- [TASK OBJECTIVE]: Return all lines of the records that contain the word "label".

- [Data about app and page elements]:
--------------------------------

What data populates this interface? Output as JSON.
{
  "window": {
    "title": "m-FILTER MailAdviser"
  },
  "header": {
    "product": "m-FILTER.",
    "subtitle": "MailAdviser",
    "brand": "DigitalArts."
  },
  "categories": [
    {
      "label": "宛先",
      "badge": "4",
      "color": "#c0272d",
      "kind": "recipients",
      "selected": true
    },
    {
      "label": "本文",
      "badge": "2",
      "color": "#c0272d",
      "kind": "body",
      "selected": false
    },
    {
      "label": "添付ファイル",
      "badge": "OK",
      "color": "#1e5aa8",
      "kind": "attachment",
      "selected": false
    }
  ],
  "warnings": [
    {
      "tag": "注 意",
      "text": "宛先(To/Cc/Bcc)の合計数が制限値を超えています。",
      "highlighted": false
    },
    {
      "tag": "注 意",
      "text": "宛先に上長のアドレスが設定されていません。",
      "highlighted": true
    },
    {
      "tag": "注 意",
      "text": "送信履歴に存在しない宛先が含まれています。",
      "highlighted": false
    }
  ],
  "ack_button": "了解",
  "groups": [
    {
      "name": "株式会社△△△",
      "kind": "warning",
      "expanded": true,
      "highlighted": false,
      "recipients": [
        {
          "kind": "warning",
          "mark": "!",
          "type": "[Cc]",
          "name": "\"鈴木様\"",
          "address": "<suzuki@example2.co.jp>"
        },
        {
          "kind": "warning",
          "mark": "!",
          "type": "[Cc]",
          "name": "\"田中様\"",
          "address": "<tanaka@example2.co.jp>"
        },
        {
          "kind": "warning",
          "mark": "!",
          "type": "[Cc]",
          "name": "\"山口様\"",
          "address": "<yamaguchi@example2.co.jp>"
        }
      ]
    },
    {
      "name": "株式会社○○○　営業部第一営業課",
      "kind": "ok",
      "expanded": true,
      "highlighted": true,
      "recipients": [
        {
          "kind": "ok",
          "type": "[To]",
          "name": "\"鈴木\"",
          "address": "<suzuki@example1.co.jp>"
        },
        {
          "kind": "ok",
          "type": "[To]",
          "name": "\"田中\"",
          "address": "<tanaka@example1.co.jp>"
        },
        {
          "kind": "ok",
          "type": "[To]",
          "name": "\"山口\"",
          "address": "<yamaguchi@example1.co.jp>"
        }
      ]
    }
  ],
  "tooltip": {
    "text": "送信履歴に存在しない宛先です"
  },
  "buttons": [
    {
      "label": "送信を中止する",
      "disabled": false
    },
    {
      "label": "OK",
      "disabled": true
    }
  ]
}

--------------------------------

- [PROBLEM SOLUTION]:
      "label": "宛先",
      "label": "本文",
      "label": "添付ファイル",
      "label": "送信を中止する",
      "label": "OK",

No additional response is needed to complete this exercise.